▶ WHAT NEEDS TO BE DONE: Check every line of the data below for the string "count", and copy the ones that hold it.

·····

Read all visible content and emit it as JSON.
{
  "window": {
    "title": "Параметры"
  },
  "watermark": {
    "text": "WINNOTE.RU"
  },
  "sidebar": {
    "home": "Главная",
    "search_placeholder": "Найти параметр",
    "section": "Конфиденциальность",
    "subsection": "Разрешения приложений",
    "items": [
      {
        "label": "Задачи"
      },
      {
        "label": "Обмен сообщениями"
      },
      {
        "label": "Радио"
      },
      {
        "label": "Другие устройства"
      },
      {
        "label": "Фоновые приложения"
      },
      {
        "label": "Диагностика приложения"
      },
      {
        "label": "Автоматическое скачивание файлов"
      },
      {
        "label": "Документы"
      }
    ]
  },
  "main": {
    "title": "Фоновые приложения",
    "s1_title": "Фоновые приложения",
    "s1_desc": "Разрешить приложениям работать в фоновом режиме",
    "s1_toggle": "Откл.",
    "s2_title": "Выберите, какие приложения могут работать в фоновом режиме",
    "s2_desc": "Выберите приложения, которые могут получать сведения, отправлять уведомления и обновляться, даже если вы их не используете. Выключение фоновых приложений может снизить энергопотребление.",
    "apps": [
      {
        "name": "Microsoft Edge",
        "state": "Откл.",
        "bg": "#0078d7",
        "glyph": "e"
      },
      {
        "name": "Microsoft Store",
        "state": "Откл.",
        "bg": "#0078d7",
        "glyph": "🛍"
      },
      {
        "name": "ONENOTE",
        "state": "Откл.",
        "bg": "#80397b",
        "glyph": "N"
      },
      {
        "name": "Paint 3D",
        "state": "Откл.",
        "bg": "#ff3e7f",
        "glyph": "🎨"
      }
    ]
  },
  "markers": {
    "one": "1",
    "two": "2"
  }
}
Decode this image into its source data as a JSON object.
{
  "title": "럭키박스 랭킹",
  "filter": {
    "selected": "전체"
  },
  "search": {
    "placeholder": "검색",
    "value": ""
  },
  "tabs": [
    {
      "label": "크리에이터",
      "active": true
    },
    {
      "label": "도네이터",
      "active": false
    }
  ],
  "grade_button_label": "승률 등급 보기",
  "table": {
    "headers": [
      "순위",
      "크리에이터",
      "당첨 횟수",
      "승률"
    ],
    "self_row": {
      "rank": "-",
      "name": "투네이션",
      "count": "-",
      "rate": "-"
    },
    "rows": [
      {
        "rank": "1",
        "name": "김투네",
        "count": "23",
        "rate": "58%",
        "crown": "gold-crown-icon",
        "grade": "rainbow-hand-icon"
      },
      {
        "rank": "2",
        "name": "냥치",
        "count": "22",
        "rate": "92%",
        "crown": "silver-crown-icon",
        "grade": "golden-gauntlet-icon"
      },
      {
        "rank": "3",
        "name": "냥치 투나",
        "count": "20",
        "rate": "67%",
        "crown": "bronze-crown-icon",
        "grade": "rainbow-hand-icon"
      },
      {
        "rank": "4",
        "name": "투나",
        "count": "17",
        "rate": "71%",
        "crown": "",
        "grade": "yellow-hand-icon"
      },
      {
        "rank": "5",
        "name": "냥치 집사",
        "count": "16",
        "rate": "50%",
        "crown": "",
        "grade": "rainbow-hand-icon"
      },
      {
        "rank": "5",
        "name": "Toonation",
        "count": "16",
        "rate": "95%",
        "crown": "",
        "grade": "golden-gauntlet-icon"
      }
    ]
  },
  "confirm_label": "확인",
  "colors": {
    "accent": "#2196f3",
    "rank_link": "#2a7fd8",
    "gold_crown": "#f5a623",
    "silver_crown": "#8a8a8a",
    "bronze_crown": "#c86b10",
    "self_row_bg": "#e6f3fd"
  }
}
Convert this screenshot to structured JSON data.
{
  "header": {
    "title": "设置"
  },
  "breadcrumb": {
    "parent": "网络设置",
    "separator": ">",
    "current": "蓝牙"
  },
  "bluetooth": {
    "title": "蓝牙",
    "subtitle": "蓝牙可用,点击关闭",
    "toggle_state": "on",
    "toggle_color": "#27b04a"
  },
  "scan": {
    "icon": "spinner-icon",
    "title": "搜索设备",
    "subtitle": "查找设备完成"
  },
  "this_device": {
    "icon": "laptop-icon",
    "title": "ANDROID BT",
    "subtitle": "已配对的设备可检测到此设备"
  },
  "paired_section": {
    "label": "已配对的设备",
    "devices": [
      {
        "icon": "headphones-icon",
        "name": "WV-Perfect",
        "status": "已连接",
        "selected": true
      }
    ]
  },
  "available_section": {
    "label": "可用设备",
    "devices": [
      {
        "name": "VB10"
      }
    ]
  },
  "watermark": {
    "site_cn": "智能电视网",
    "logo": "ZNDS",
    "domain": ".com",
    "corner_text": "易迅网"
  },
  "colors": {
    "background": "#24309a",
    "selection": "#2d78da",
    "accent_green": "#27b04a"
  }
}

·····

▶ SOLVED PROBLEM:
      "count": "-",
        "count": "23",
        "count": "22",
        "count": "20",
        "count": "17",
        "count": "16",
        "count": "16",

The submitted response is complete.